> PROMPT:
Your response must be made up of each line in the data below that contains the string "content".

Segment Start: MATERIAL FOR THIS TASK

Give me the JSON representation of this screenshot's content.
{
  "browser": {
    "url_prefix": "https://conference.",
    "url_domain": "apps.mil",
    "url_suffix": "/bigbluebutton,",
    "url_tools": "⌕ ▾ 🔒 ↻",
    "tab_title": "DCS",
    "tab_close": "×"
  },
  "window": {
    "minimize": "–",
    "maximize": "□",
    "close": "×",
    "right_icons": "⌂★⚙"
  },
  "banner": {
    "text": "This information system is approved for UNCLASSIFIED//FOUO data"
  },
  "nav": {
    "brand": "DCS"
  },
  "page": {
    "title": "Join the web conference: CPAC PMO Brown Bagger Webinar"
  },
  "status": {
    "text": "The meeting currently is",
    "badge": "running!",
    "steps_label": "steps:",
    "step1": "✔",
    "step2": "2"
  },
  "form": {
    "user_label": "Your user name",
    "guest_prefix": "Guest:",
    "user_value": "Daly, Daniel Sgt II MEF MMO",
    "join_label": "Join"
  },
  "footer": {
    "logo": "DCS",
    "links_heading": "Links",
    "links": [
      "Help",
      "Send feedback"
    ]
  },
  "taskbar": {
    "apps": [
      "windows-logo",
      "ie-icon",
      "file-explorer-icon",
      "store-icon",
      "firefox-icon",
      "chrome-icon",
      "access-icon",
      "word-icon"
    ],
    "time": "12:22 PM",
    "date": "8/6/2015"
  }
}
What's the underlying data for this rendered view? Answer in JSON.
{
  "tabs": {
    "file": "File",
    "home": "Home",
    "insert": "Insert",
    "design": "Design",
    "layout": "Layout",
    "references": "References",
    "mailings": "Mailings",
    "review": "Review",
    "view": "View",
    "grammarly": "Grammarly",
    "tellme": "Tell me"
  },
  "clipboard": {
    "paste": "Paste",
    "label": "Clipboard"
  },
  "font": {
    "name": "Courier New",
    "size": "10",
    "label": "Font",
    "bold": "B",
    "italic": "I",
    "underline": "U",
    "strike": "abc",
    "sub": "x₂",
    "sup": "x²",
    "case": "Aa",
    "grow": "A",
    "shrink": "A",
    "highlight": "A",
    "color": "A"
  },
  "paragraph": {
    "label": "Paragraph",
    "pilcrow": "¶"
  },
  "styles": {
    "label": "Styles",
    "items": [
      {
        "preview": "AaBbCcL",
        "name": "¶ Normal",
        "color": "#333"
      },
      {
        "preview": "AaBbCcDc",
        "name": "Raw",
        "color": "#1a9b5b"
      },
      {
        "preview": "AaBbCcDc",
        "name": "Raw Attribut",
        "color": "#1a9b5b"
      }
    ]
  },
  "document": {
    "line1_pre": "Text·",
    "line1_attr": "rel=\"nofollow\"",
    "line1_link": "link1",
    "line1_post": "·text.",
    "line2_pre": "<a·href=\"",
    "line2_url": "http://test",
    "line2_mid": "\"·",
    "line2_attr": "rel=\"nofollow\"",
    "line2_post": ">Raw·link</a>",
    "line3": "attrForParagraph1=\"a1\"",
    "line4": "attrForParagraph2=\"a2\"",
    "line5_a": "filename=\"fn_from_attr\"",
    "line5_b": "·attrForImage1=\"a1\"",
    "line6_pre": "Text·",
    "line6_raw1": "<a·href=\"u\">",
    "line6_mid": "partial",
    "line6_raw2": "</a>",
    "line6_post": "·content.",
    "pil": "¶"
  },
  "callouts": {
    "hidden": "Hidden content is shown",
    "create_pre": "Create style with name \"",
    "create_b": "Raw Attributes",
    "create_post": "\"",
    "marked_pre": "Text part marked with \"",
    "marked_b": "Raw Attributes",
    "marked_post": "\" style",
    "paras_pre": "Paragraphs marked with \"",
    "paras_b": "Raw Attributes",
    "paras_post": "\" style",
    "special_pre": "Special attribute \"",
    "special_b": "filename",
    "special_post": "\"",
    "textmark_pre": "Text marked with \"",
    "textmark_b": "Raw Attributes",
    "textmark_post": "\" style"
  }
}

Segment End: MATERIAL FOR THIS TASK

> ANSWER TO THE EXERCISE:
Give me the JSON representation of this screenshot's content.
    "line6_post": "·content.",
    "hidden": "Hidden content is shown",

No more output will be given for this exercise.